**Activity:** Scan the listing below and copy every line holding "显示图片".

**Data listing:**

------------------------------

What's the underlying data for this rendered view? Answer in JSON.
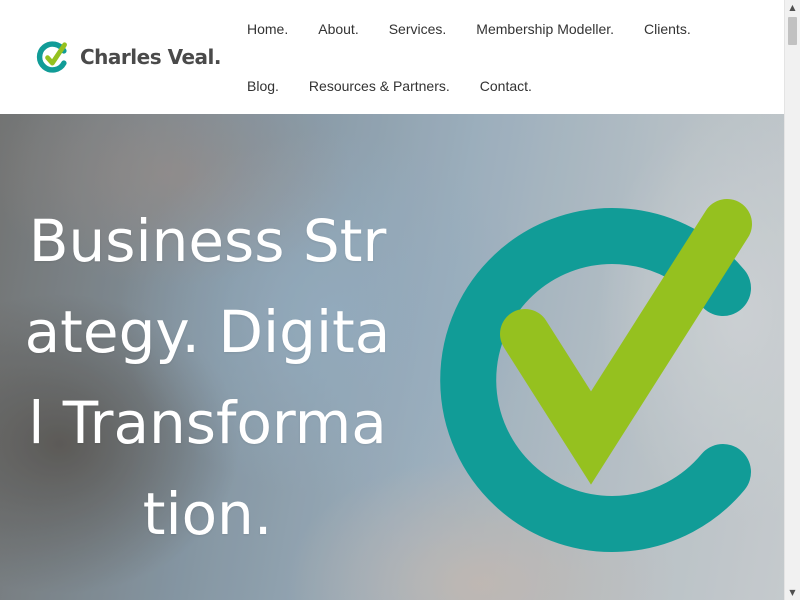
{
  "header": {
    "logo": {
      "text": "Charles Veal.",
      "icon": "check-circle-logo-icon"
    },
    "nav": {
      "row1": [
        "Home.",
        "About.",
        "Services.",
        "Membership Modeller.",
        "Clients."
      ],
      "row2": [
        "Blog.",
        "Resources & Partners.",
        "Contact."
      ]
    }
  },
  "hero": {
    "title": "Business Strategy. Digital Transformation.",
    "graphic": "check-circle-icon"
  },
  "colors": {
    "teal": "#119c97",
    "green": "#95c11f",
    "logo_text": "#4a4a4a",
    "nav_text": "#333333"
  }
}
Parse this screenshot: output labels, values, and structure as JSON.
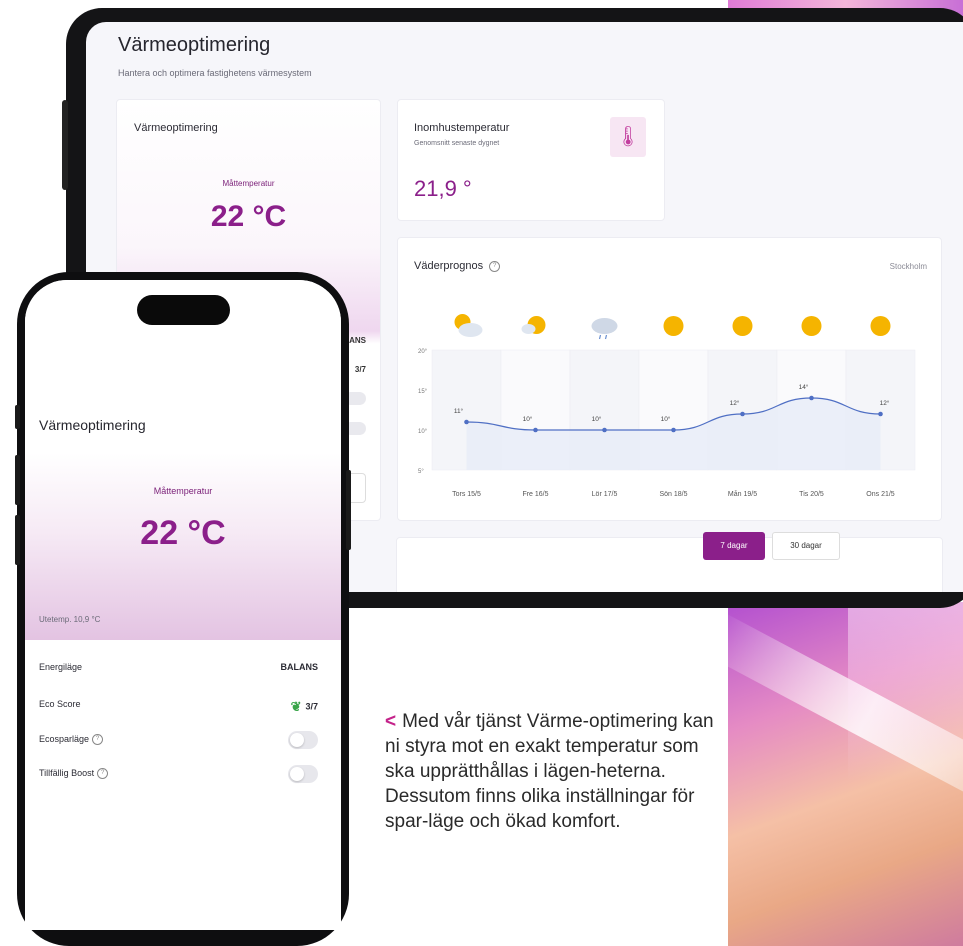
{
  "tablet": {
    "title": "Värmeoptimering",
    "subtitle": "Hantera och optimera fastighetens värmesystem",
    "varme_card": {
      "heading": "Värmeoptimering",
      "measure_label": "Måttemperatur",
      "measure_value": "22 °C",
      "frag_mode": "ANS",
      "frag_score": "3/7"
    },
    "indoor_card": {
      "heading": "Inomhustemperatur",
      "subheading": "Genomsnitt senaste dygnet",
      "value": "21,9 °",
      "icon": "thermometer-icon"
    },
    "weather_card": {
      "heading": "Väderprognos",
      "location": "Stockholm"
    },
    "buttons": {
      "days7": "7 dagar",
      "days30": "30 dagar"
    }
  },
  "chart_data": {
    "type": "line",
    "categories": [
      "Tors 15/5",
      "Fre 16/5",
      "Lör 17/5",
      "Sön 18/5",
      "Mån 19/5",
      "Tis 20/5",
      "Ons 21/5"
    ],
    "series": [
      {
        "values": [
          11,
          10,
          10,
          10,
          12,
          14,
          12
        ]
      }
    ],
    "data_labels": [
      "11°",
      "10°",
      "10°",
      "10°",
      "12°",
      "14°",
      "12°"
    ],
    "weather_icons": [
      "partly-cloudy-icon",
      "partly-sunny-icon",
      "rain-cloud-icon",
      "sun-icon",
      "sun-icon",
      "sun-icon",
      "sun-icon"
    ],
    "yticks": [
      "20°",
      "15°",
      "10°",
      "5°"
    ],
    "ylim": [
      5,
      20
    ],
    "grid": true,
    "colors": {
      "line": "#4f6fc4",
      "fill": "#e7ecf8"
    }
  },
  "phone": {
    "title": "Värmeoptimering",
    "measure_label": "Måttemperatur",
    "measure_value": "22 °C",
    "outdoor": "Utetemp. 10,9 °C",
    "rows": [
      {
        "label": "Energiläge",
        "value": "BALANS"
      },
      {
        "label": "Eco Score",
        "value": "3/7"
      },
      {
        "label": "Ecosparläge"
      },
      {
        "label": "Tillfällig Boost"
      }
    ]
  },
  "caption": {
    "text": "Med vår tjänst Värme-optimering kan ni styra mot en exakt temperatur som ska upprätthållas i lägen-heterna. Dessutom finns olika inställningar för spar-läge och ökad komfort."
  },
  "colors": {
    "accent": "#8b1f8a",
    "caption_arrow": "#c4238a"
  }
}
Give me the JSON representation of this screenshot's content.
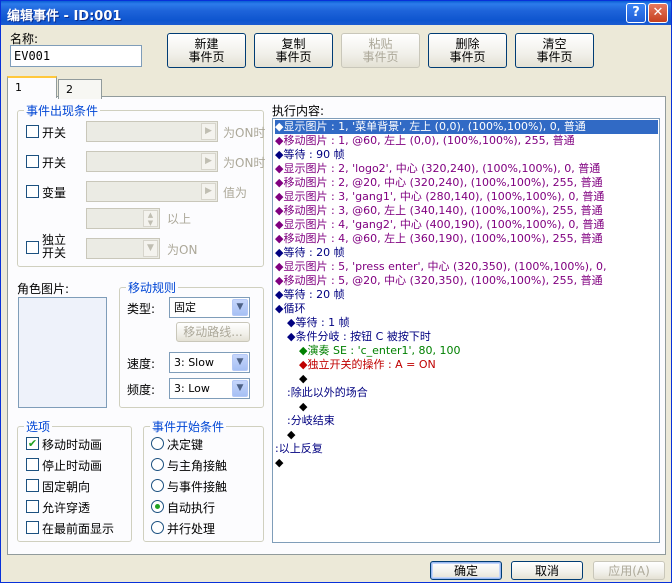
{
  "window": {
    "title": "编辑事件 - ID:001",
    "help_btn": "?",
    "close_btn": "✕"
  },
  "top": {
    "name_label": "名称:",
    "name_value": "EV001",
    "buttons": [
      {
        "l1": "新建",
        "l2": "事件页",
        "disabled": false
      },
      {
        "l1": "复制",
        "l2": "事件页",
        "disabled": false
      },
      {
        "l1": "粘贴",
        "l2": "事件页",
        "disabled": true
      },
      {
        "l1": "删除",
        "l2": "事件页",
        "disabled": false
      },
      {
        "l1": "清空",
        "l2": "事件页",
        "disabled": false
      }
    ]
  },
  "tabs": [
    "1",
    "2"
  ],
  "conditions": {
    "title": "事件出现条件",
    "switch1": "开关",
    "switch1_suffix": "为ON时",
    "switch2": "开关",
    "switch2_suffix": "为ON时",
    "variable": "变量",
    "variable_suffix": "值为",
    "above": "以上",
    "self_switch_l1": "独立",
    "self_switch_l2": "开关",
    "self_suffix": "为ON"
  },
  "graphic": {
    "label": "角色图片:"
  },
  "move": {
    "title": "移动规则",
    "type_label": "类型:",
    "type_value": "固定",
    "route_btn": "移动路线...",
    "speed_label": "速度:",
    "speed_value": "3: Slow",
    "freq_label": "频度:",
    "freq_value": "3: Low"
  },
  "options": {
    "title": "选项",
    "items": [
      {
        "label": "移动时动画",
        "checked": true
      },
      {
        "label": "停止时动画",
        "checked": false
      },
      {
        "label": "固定朝向",
        "checked": false
      },
      {
        "label": "允许穿透",
        "checked": false
      },
      {
        "label": "在最前面显示",
        "checked": false
      }
    ]
  },
  "trigger": {
    "title": "事件开始条件",
    "items": [
      {
        "label": "决定键",
        "selected": false
      },
      {
        "label": "与主角接触",
        "selected": false
      },
      {
        "label": "与事件接触",
        "selected": false
      },
      {
        "label": "自动执行",
        "selected": true
      },
      {
        "label": "并行处理",
        "selected": false
      }
    ]
  },
  "commands": {
    "label": "执行内容:",
    "lines": [
      {
        "indent": 0,
        "color": "purple",
        "text": "◆显示图片 : 1, '菜单背景', 左上 (0,0), (100%,100%), 0, 普通"
      },
      {
        "indent": 0,
        "color": "purple",
        "text": "◆移动图片 : 1, @60, 左上 (0,0), (100%,100%), 255, 普通"
      },
      {
        "indent": 0,
        "color": "navy",
        "text": "◆等待 : 90 帧"
      },
      {
        "indent": 0,
        "color": "purple",
        "text": "◆显示图片 : 2, 'logo2', 中心 (320,240), (100%,100%), 0, 普通"
      },
      {
        "indent": 0,
        "color": "purple",
        "text": "◆移动图片 : 2, @20, 中心 (320,240), (100%,100%), 255, 普通"
      },
      {
        "indent": 0,
        "color": "purple",
        "text": "◆显示图片 : 3, 'gang1', 中心 (280,140), (100%,100%), 0, 普通"
      },
      {
        "indent": 0,
        "color": "purple",
        "text": "◆移动图片 : 3, @60, 左上 (340,140), (100%,100%), 255, 普通"
      },
      {
        "indent": 0,
        "color": "purple",
        "text": "◆显示图片 : 4, 'gang2', 中心 (400,190), (100%,100%), 0, 普通"
      },
      {
        "indent": 0,
        "color": "purple",
        "text": "◆移动图片 : 4, @60, 左上 (360,190), (100%,100%), 255, 普通"
      },
      {
        "indent": 0,
        "color": "navy",
        "text": "◆等待 : 20 帧"
      },
      {
        "indent": 0,
        "color": "purple",
        "text": "◆显示图片 : 5, 'press enter', 中心 (320,350), (100%,100%), 0,"
      },
      {
        "indent": 0,
        "color": "purple",
        "text": "◆移动图片 : 5, @20, 中心 (320,350), (100%,100%), 255, 普通"
      },
      {
        "indent": 0,
        "color": "navy",
        "text": "◆等待 : 20 帧"
      },
      {
        "indent": 0,
        "color": "navy",
        "text": "◆循环"
      },
      {
        "indent": 1,
        "color": "navy",
        "text": "◆等待 : 1 帧"
      },
      {
        "indent": 1,
        "color": "navy",
        "text": "◆条件分岐 : 按钮 C 被按下时"
      },
      {
        "indent": 2,
        "color": "green",
        "text": "◆演奏 SE : 'c_enter1', 80, 100"
      },
      {
        "indent": 2,
        "color": "red",
        "text": "◆独立开关的操作 : A = ON"
      },
      {
        "indent": 2,
        "color": "black",
        "text": "◆"
      },
      {
        "indent": 1,
        "color": "navy",
        "text": ":除此以外的场合"
      },
      {
        "indent": 2,
        "color": "black",
        "text": "◆"
      },
      {
        "indent": 1,
        "color": "navy",
        "text": ":分岐结束"
      },
      {
        "indent": 1,
        "color": "black",
        "text": "◆"
      },
      {
        "indent": 0,
        "color": "navy",
        "text": ":以上反复"
      },
      {
        "indent": 0,
        "color": "black",
        "text": "◆"
      }
    ]
  },
  "footer": {
    "ok": "确定",
    "cancel": "取消",
    "apply": "应用(A)"
  }
}
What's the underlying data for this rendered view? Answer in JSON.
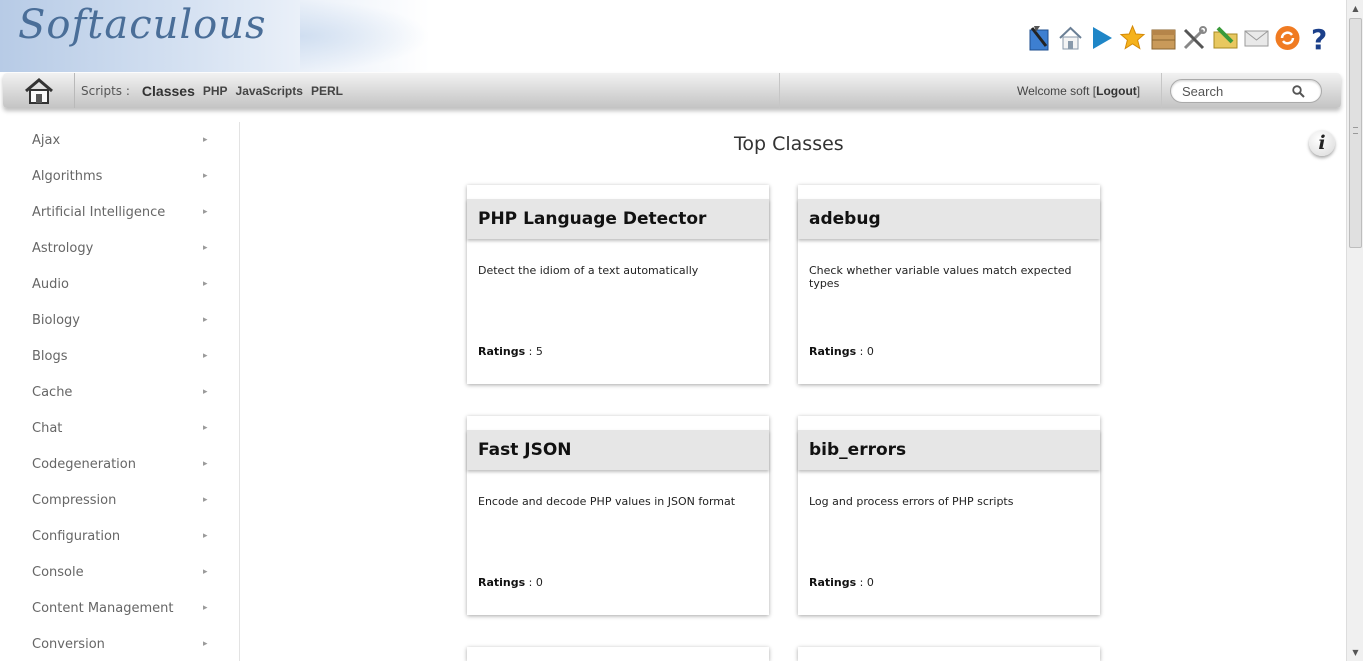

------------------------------

**Exercise output:**
        "text": "◆显示图片 : 1, '菜单背景', 左上 (0,0), (100%,100%), 0, 普通"
        "text": "◆显示图片 : 2, 'logo2', 中心 (320,240), (100%,100%), 0, 普通"
        "text": "◆显示图片 : 3, 'gang1', 中心 (280,140), (100%,100%), 0, 普通"
        "text": "◆显示图片 : 4, 'gang2', 中心 (400,190), (100%,100%), 0, 普通"
        "text": "◆显示图片 : 5, 'press enter', 中心 (320,350), (100%,100%), 0,"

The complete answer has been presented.